→ **Problem**:
An exact copy of the entries is required, excluding any pictures.

== Segment start ==

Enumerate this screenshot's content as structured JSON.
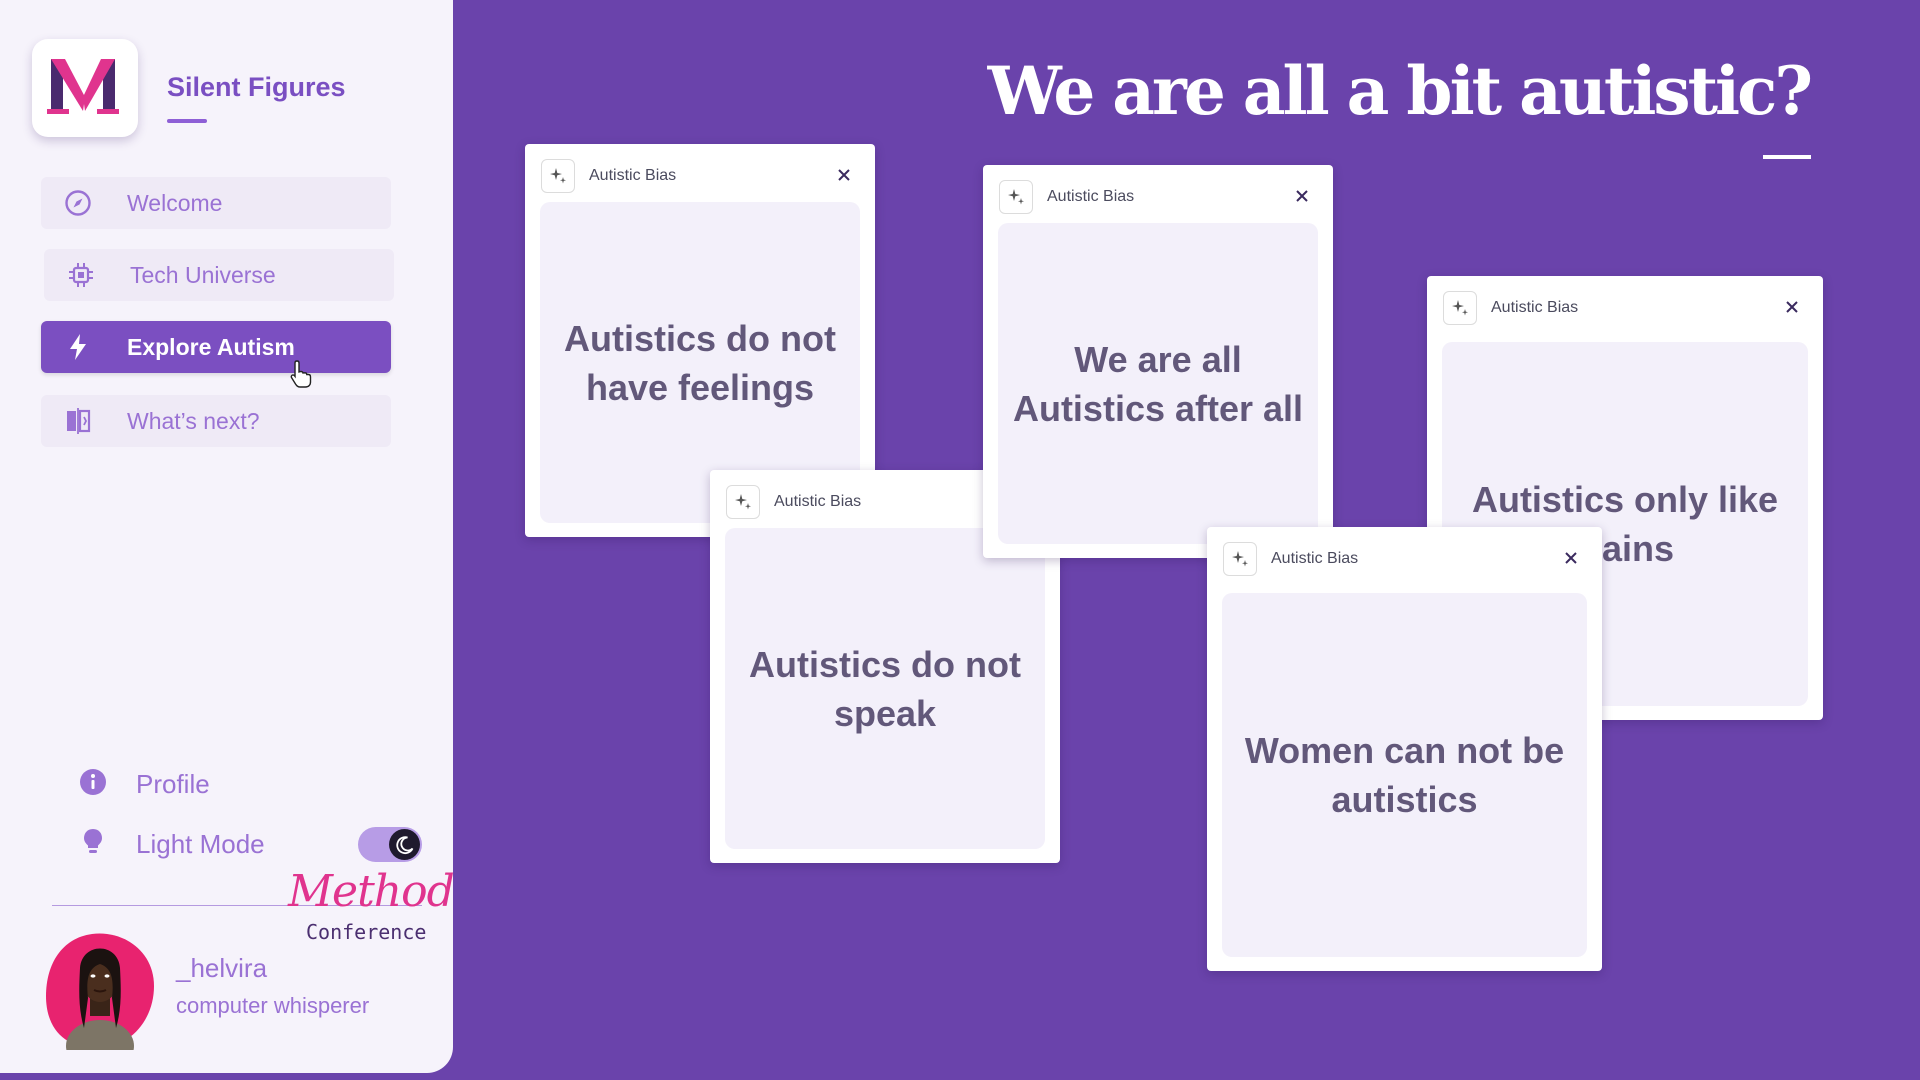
{
  "sidebar": {
    "brand_name": "Silent Figures",
    "logo_letter": "M",
    "nav": [
      {
        "label": "Welcome",
        "icon": "compass-icon"
      },
      {
        "label": "Tech Universe",
        "icon": "cpu-chip-icon"
      },
      {
        "label": "Explore Autism",
        "icon": "lightning-bolt-icon",
        "active": true
      },
      {
        "label": "What’s next?",
        "icon": "split-arrows-icon"
      }
    ],
    "profile_label": "Profile",
    "light_mode_label": "Light Mode",
    "light_mode_on": true,
    "conference": {
      "script": "Method",
      "word": "Conference"
    },
    "user": {
      "handle": "_helvira",
      "role": "computer whisperer"
    }
  },
  "main": {
    "title": "We are all a bit autistic?",
    "cards": [
      {
        "tag": "Autistic Bias",
        "text": "Autistics do not have feelings"
      },
      {
        "tag": "Autistic Bias",
        "text": "Autistics do not speak"
      },
      {
        "tag": "Autistic Bias",
        "text": "We are all Autistics after all"
      },
      {
        "tag": "Autistic Bias",
        "text": "Autistics only like trains"
      },
      {
        "tag": "Autistic Bias",
        "text": "Women can not be autistics"
      }
    ]
  },
  "colors": {
    "background": "#6a43ab",
    "sidebar": "#f6f3fb",
    "accent": "#7b4fc1",
    "logo_pink": "#e0348e",
    "logo_dark": "#4a2a6e"
  }
}
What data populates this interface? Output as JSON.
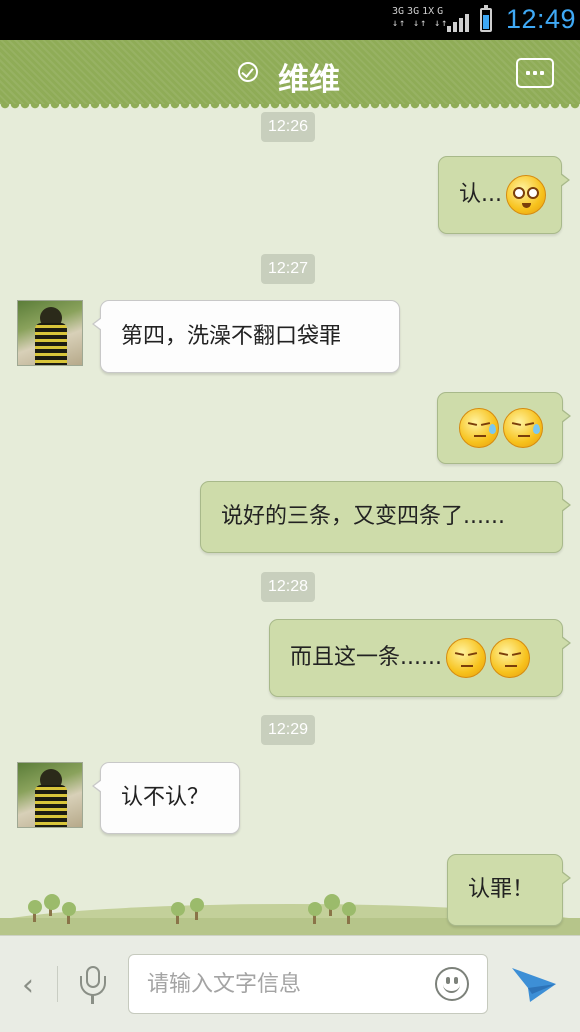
{
  "status_bar": {
    "network_labels": [
      "3G",
      "3G",
      "1X",
      "G"
    ],
    "time": "12:49",
    "battery_color": "#3fa9f5"
  },
  "header": {
    "title": "维维",
    "online_icon": "check-circle-icon",
    "menu_icon": "more-menu-icon",
    "background": "#8fac57"
  },
  "messages": [
    {
      "type": "timestamp",
      "text": "12:26"
    },
    {
      "type": "outgoing",
      "text": "认...",
      "emoji": [
        "pity-face"
      ]
    },
    {
      "type": "timestamp",
      "text": "12:27"
    },
    {
      "type": "incoming",
      "text": "第四，洗澡不翻口袋罪"
    },
    {
      "type": "outgoing",
      "text": "",
      "emoji": [
        "annoyed-sweat",
        "annoyed-sweat"
      ]
    },
    {
      "type": "outgoing",
      "text": "说好的三条，又变四条了......"
    },
    {
      "type": "timestamp",
      "text": "12:28"
    },
    {
      "type": "outgoing",
      "text": "而且这一条......",
      "emoji": [
        "annoyed",
        "annoyed"
      ]
    },
    {
      "type": "timestamp",
      "text": "12:29"
    },
    {
      "type": "incoming",
      "text": "认不认？"
    },
    {
      "type": "outgoing",
      "text": "认罪！"
    }
  ],
  "input_bar": {
    "placeholder": "请输入文字信息",
    "back_icon": "chevron-left-icon",
    "voice_icon": "microphone-icon",
    "emoji_icon": "smiley-icon",
    "send_icon": "send-arrow-icon"
  },
  "colors": {
    "chat_background": "#e6ecd9",
    "outgoing_bubble": "#cedcaa",
    "incoming_bubble": "#fdfdfd",
    "accent": "#3fa9f5"
  }
}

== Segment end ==

→ **Task result**:
Enumerate this screenshot's content as structured JSON.
{
  "sidebar": {
    "brand_name": "Silent Figures",
    "logo_letter": "M",
    "nav": [
      {
        "label": "Welcome",
        "icon": "compass-icon"
      },
      {
        "label": "Tech Universe",
        "icon": "cpu-chip-icon"
      },
      {
        "label": "Explore Autism",
        "icon": "lightning-bolt-icon",
        "active": true
      },
      {
        "label": "What’s next?",
        "icon": "split-arrows-icon"
      }
    ],
    "profile_label": "Profile",
    "light_mode_label": "Light Mode",
    "light_mode_on": true,
    "conference": {
      "script": "Method",
      "word": "Conference"
    },
    "user": {
      "handle": "_helvira",
      "role": "computer whisperer"
    }
  },
  "main": {
    "title": "We are all a bit autistic?",
    "cards": [
      {
        "tag": "Autistic Bias",
        "text": "Autistics do not have feelings"
      },
      {
        "tag": "Autistic Bias",
        "text": "Autistics do not speak"
      },
      {
        "tag": "Autistic Bias",
        "text": "We are all Autistics after all"
      },
      {
        "tag": "Autistic Bias",
        "text": "Autistics only like trains"
      },
      {
        "tag": "Autistic Bias",
        "text": "Women can not be autistics"
      }
    ]
  },
  "colors": {
    "background": "#6a43ab",
    "sidebar": "#f6f3fb",
    "accent": "#7b4fc1",
    "logo_pink": "#e0348e",
    "logo_dark": "#4a2a6e"
  }
}
What data populates this interface? Output as JSON.
{
  "status_bar": {
    "network_labels": [
      "3G",
      "3G",
      "1X",
      "G"
    ],
    "time": "12:49",
    "battery_color": "#3fa9f5"
  },
  "header": {
    "title": "维维",
    "online_icon": "check-circle-icon",
    "menu_icon": "more-menu-icon",
    "background": "#8fac57"
  },
  "messages": [
    {
      "type": "timestamp",
      "text": "12:26"
    },
    {
      "type": "outgoing",
      "text": "认...",
      "emoji": [
        "pity-face"
      ]
    },
    {
      "type": "timestamp",
      "text": "12:27"
    },
    {
      "type": "incoming",
      "text": "第四，洗澡不翻口袋罪"
    },
    {
      "type": "outgoing",
      "text": "",
      "emoji": [
        "annoyed-sweat",
        "annoyed-sweat"
      ]
    },
    {
      "type": "outgoing",
      "text": "说好的三条，又变四条了......"
    },
    {
      "type": "timestamp",
      "text": "12:28"
    },
    {
      "type": "outgoing",
      "text": "而且这一条......",
      "emoji": [
        "annoyed",
        "annoyed"
      ]
    },
    {
      "type": "timestamp",
      "text": "12:29"
    },
    {
      "type": "incoming",
      "text": "认不认？"
    },
    {
      "type": "outgoing",
      "text": "认罪！"
    }
  ],
  "input_bar": {
    "placeholder": "请输入文字信息",
    "back_icon": "chevron-left-icon",
    "voice_icon": "microphone-icon",
    "emoji_icon": "smiley-icon",
    "send_icon": "send-arrow-icon"
  },
  "colors": {
    "chat_background": "#e6ecd9",
    "outgoing_bubble": "#cedcaa",
    "incoming_bubble": "#fdfdfd",
    "accent": "#3fa9f5"
  }
}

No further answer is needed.